ments of the various segments of the progressive movement. Each student, it is hoped, will attempt this for himself. The scope of this anthology precludes the exposition of every competing view. Most textbooks utilize the liberal framework, presenting the reformers' achievements at democratizing the political process, regulating transportation and industry, making a start toward state protection for the disadvantaged. Hofstadter's synthesis may be consulted in The Age of Reform, Wiebe's in The Search for Order; the latter, particularly, is virtually impossible to condense, and both books should be read in full. Below, as already mentioned, I have reprinted Kolko's compact summary chapter from The Triumph of Conservatism, and Hays's seminal interpretation of urban progressivism. To introduce these two landmarks of progressive historiography, I offer my own reconstruction of the sense of national crisis out of which the progressive movement was born.

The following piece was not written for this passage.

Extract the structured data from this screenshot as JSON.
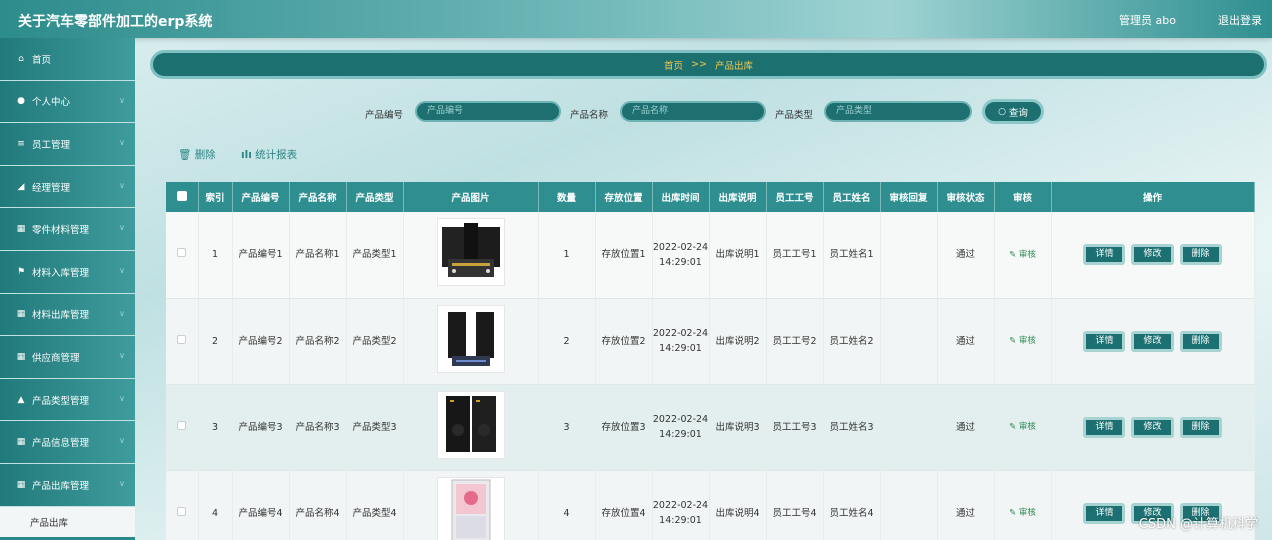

Otis L. Graham, Jr.: America at the Turn of the Century
It would seem an inappropriate analogy to individual human life to predict that societies at the end of a century would experience symptoms of weariness, friction, and institutional malfunctioning, or that the dawning of a new century would coincide with an upheaval of social energy and a general spiritual rebirth. Yet something of the sort occurred in America as the nation moved from the nineteenth century to the twentieth. A sense of crisis developed in the 1890s, stimulated not only by the specific problems of economic depression and political radicalism, but also by a general feeling that social disorder was on the increase. In the early years of the twentieth century, the society gradually generated a broad intellectual and political upheaval aimed at rejuvenation, correction, the restoration of momentum toward an improved future. Thus the turn of the century actually did become a bridge between an older world and a newer one, despite the unlikelihood that any society's internal development should correspond to the arbitrary turn of the calendar.
While scholars have agreed that the new century coincided with an era of questioning and new beginnings, it is difficult to establish a rank order among the concerns and hopes of this pivotal generation. The following view from the front edge of the century -- taken from my The Great Campaignsdraws upon contemporary essays, speeches, journalism, letters, autobiographies, diaries. But citizens of that era enjoyed no consensus as to which social developments were most portentous, which problems most pressing, which solutions most efficacious. The arranging, counting, and weighing were necessarily done by the author, and will not satisfy all readers. In particular, the growing apprehension of social disorder, coupled with a strong drive to forge institutions of social control, are concerns that we read some
From Otis L. Graham Jr., The Great Campaigns: Reform and War in America, 1900-1928, pp. 1-13, 171-173. © 1971 by Prentice-Hall, Inc. Reprinted by permission of the publisher.
NOTE: Footnotes appear at the end of selections.